Trudeau expected to call Canada snap elections Sunday

Ottawa (AFP) –


Canadian Prime Minister Justin Trudeau is expected to pull the plug on his minority Liberal government and call snap elections on Sunday despite a nationwide uptick in Covid infections that is worrying voters.

Trudeau is to visit the governor general to ask her to dissolve parliament and announce voting will be held on September 20, according to public broadcaster CBC and other local media, citing unnamed sources.

He and opposition leaders have been crisscrossing the country in recent weeks making election-style announcements as talk of a possible fall ballot has heated up.

In power for six years, Trudeau was reelected in 2019 but lost his majority in his second term amid scandals.

Despite rolling out massive pandemic aid, passing a federal budget and other key legislation with opposition backing over the past year, he has lamented that parliament in recent months has become dysfunctional, with a "level of obstructionism and toxicity in the House that is of real concern."

Opposition leaders have pushed back on the move, with one urging Governor General Mary Simon to rebuff Trudeau, informing her in a letter that his party was prepared to continue propping up the minority Liberal government to pass key legislation until the pandemic ends.

"While Justin Trudeau wants to act like (the pandemic) is over... it's not over and people are still worried," New Democratic Party leader Jagmeet Singh told reporters, echoing public health warnings of a looming Covid surge despite rising vaccination rates.

Erin O'Toole, who has struggled to make himself known to voters since becoming head of the main opposition Tories last year, said earlier this week: "We shouldn't be rushing to an election."

O'Toole has been at odds with his rank-and-file over policy proposals such as curbing climate change, but on Thursday he tweeted that his party "is ready" to fight an election.

Royal Military College of Canada politics professor Stephanie Chouinard said Trudeau had valid reasons for wanting to seek a new mandate "to steer Canada through a post-pandemic recovery."

"The timing is good," she argued, "as Canadians are generally in a good mood" since most public health restrictions have been lifted and life is "close enough to being back to normal."

- Trying for a majority -

Pollster and former political strategist Tim Powers suggested Trudeau "has done a risk assessment and believes if he wants a majority, now's the time to try."

"The Liberals have a decent lead.
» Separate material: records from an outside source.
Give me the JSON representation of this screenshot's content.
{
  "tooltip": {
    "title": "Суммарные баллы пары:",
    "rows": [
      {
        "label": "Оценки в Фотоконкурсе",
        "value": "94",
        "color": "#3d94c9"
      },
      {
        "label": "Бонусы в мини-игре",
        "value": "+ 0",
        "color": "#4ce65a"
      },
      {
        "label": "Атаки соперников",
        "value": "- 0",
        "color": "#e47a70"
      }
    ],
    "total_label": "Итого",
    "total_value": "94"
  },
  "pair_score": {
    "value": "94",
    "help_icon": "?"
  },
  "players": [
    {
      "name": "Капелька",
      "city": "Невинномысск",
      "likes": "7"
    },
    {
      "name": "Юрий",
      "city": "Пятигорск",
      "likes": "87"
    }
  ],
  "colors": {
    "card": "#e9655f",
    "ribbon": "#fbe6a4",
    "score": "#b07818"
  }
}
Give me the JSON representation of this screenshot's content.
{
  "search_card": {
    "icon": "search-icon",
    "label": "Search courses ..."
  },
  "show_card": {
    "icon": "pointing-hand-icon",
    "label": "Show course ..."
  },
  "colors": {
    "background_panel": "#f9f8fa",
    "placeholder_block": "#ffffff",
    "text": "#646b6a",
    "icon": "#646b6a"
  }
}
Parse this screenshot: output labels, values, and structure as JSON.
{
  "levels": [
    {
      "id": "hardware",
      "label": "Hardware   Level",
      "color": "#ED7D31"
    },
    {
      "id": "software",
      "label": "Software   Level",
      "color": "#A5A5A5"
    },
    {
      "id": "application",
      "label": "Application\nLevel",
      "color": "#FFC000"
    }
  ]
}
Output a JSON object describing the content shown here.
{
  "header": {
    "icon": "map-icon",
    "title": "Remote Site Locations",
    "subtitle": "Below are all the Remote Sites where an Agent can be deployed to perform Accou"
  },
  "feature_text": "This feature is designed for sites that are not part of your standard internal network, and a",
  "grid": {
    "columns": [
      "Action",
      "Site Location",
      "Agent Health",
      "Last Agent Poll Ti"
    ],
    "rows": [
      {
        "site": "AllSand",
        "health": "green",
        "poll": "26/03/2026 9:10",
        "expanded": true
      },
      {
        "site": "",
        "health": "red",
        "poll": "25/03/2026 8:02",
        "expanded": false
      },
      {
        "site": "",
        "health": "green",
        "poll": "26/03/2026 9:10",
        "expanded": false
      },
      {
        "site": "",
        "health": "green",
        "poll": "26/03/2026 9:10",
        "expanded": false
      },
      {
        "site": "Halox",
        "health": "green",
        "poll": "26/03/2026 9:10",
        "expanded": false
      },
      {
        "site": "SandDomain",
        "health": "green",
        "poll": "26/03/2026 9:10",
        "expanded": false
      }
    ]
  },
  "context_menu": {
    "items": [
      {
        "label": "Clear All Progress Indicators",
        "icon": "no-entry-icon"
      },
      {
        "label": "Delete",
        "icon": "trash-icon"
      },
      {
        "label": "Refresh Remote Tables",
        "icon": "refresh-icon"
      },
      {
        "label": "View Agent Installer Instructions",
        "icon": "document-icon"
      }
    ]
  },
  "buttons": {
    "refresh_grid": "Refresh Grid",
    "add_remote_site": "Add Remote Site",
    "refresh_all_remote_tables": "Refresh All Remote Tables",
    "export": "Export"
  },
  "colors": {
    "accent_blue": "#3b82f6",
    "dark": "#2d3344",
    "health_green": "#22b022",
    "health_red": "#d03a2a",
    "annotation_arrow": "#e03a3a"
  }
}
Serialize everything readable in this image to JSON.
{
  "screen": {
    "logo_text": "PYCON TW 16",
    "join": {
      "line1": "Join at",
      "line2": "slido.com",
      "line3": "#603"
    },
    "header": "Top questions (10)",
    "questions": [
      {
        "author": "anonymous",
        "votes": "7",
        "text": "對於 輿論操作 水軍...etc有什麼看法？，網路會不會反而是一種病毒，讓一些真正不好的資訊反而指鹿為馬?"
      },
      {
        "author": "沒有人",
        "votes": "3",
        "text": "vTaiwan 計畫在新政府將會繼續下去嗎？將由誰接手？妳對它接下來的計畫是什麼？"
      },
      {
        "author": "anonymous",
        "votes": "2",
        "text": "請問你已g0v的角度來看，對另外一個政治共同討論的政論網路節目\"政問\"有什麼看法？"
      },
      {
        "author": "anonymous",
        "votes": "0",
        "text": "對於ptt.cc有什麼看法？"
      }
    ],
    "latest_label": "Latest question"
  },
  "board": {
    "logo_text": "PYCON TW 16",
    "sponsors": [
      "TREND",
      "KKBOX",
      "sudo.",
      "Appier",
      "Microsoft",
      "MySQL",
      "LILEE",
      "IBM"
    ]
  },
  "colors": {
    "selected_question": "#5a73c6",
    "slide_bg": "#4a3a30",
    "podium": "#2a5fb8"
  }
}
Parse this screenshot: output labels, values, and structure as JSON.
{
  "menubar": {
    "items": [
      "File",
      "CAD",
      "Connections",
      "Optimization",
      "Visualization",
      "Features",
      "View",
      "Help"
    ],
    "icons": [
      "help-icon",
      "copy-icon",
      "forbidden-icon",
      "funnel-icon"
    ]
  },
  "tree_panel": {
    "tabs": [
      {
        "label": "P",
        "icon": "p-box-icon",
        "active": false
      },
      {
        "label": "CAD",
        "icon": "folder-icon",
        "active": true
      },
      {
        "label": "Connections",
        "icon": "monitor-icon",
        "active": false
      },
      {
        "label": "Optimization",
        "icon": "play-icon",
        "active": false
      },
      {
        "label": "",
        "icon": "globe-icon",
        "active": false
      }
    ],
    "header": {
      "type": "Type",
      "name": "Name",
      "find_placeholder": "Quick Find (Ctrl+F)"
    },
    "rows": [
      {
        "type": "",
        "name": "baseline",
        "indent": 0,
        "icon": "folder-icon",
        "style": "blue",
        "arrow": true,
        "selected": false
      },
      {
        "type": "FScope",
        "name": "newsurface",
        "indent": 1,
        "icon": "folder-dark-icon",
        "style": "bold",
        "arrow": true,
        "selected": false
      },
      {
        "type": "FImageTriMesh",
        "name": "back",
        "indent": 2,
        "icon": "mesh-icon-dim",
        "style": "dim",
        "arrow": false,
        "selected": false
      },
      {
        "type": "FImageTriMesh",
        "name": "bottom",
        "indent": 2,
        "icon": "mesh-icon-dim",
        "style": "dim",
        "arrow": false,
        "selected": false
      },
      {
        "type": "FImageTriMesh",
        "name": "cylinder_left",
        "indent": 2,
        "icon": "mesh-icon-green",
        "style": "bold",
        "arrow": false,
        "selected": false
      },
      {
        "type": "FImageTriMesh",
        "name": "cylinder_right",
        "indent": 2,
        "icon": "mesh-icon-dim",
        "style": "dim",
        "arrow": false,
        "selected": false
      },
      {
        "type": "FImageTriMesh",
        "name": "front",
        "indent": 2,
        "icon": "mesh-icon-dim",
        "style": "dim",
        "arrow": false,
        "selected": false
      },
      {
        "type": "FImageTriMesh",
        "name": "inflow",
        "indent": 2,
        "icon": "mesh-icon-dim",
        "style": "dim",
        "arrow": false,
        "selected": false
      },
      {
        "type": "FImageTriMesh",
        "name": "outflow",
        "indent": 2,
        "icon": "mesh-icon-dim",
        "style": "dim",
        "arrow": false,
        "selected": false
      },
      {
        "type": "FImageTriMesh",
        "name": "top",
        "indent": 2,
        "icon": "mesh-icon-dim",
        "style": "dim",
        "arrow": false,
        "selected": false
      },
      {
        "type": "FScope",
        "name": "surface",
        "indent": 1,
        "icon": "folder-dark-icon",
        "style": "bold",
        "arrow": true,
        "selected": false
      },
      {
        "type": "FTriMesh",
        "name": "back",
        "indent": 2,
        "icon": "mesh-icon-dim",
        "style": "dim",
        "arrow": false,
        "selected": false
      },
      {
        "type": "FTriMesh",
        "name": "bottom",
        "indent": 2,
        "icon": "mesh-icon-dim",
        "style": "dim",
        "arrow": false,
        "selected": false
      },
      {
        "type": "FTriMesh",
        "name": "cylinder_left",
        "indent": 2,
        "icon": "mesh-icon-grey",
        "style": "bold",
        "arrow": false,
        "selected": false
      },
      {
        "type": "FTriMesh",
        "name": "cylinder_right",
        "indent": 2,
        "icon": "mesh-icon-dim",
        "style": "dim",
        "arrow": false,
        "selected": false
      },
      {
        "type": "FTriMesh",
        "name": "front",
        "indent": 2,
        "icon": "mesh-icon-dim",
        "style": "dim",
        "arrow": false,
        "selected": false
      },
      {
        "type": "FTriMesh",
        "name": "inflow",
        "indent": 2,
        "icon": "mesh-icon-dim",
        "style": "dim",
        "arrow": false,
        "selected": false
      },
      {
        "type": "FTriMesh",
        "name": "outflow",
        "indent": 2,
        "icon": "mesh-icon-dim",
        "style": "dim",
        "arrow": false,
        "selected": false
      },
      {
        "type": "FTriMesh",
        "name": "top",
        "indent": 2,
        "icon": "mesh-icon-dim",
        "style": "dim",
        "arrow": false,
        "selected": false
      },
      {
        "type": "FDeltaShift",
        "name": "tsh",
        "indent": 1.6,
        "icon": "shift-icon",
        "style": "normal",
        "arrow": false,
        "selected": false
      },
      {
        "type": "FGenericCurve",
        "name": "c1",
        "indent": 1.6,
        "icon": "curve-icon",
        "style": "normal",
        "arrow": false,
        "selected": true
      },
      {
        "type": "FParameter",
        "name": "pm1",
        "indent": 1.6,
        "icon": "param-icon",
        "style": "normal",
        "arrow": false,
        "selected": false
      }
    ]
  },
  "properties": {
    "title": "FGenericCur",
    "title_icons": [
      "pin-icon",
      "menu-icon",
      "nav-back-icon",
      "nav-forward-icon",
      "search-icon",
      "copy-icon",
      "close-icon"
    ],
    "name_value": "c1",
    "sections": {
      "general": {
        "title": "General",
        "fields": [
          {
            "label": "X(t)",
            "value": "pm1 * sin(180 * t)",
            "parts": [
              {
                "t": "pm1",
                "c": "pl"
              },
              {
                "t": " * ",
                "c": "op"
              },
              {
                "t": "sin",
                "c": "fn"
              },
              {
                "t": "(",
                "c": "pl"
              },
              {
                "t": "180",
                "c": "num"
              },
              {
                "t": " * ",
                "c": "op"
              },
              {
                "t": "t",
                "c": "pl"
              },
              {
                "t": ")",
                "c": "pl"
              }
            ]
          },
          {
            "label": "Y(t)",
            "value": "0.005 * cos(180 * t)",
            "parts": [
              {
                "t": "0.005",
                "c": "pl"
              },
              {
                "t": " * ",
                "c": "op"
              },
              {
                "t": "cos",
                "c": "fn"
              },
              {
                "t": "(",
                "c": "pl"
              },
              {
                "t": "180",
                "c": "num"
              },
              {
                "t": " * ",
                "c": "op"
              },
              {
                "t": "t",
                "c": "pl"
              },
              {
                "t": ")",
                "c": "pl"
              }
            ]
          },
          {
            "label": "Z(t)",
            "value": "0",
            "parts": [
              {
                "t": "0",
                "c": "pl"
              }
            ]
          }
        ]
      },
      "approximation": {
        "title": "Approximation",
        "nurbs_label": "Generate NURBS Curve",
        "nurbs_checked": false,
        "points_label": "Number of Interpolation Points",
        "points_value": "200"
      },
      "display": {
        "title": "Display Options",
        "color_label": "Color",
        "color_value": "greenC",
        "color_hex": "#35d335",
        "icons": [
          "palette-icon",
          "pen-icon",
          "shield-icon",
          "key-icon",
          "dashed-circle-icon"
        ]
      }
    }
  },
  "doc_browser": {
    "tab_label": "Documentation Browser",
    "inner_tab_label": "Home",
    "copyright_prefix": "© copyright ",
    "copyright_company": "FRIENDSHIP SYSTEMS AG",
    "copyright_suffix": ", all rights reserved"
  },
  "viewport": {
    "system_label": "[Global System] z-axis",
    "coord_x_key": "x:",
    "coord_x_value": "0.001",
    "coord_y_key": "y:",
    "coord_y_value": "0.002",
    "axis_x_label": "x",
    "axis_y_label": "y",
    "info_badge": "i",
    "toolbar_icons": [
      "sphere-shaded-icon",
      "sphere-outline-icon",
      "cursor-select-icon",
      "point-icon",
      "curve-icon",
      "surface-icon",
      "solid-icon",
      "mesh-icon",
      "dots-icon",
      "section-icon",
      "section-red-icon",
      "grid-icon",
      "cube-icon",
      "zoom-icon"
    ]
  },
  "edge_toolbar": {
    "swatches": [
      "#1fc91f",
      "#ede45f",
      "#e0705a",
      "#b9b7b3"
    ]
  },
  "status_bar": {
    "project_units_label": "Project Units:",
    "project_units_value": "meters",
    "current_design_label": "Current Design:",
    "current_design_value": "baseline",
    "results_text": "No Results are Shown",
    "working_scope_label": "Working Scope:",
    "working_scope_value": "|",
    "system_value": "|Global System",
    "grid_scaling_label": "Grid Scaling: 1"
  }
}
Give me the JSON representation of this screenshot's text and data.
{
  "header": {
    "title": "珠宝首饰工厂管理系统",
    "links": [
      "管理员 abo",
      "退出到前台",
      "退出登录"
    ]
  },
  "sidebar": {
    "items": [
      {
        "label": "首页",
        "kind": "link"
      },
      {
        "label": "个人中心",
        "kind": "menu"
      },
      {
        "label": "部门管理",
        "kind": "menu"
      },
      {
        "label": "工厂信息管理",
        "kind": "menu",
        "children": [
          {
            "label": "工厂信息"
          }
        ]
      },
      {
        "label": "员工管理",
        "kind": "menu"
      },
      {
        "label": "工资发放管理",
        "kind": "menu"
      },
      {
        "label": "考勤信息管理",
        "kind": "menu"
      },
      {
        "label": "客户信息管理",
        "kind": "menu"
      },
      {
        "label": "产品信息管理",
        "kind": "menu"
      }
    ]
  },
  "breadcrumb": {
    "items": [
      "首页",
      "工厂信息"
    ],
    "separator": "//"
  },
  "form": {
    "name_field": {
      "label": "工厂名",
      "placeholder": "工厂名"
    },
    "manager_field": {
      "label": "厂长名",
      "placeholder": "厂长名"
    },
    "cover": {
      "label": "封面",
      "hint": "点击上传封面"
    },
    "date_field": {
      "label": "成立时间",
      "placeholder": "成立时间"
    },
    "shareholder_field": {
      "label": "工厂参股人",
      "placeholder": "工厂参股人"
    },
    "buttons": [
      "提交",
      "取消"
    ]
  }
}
Covid isn't yet (surging) to the same degree that it could in a fourth wave, his main opposition in the Conservatives, Mr. O'Toole, hasn't found his footing, and he probably wants to get this done before kids are back in school for more than two weeks and potential outbreaks happen," Powers told AFP.

"Whether he's mad or not, we'll know on September 20," he added.

Daniel Beland, a politics professor at McGill University in Montreal, noted that two recent provincial elections in New Brunswick and British Columbia saw leaders of minority governments win majorities.

Authorities have been preparing for a possible election, ordering in advance millions of single-use pencils, bottles of hand sanitizer, masks and plexiglass shields.

They could face challenges finding people to staff election stations as seniors who usually volunteer are reluctant due to Covid risks.

Securing locations for polling stations has reportedly been challenging too. Schools, for example, are reluctant to jeopardize September reopenings by allowing use of their facilities for voting booths.

If a general election were to be held now, the Liberals would be in striking distance of a majority in parliament, according to the latest poll by Abacus Data, with 37 percent support.

The Conservatives and the New Democrats trail on 28 percent and 20 percent, respectively.

Abacus found that 38 percent of Canadians would be happy to cast a ballot in the fall while 17 percent are firmly opposed.

If Covid cases spike, however, one in five voters, including many Liberal backers, "would be angry enough not to vote Liberal," the polling firm said in a statement.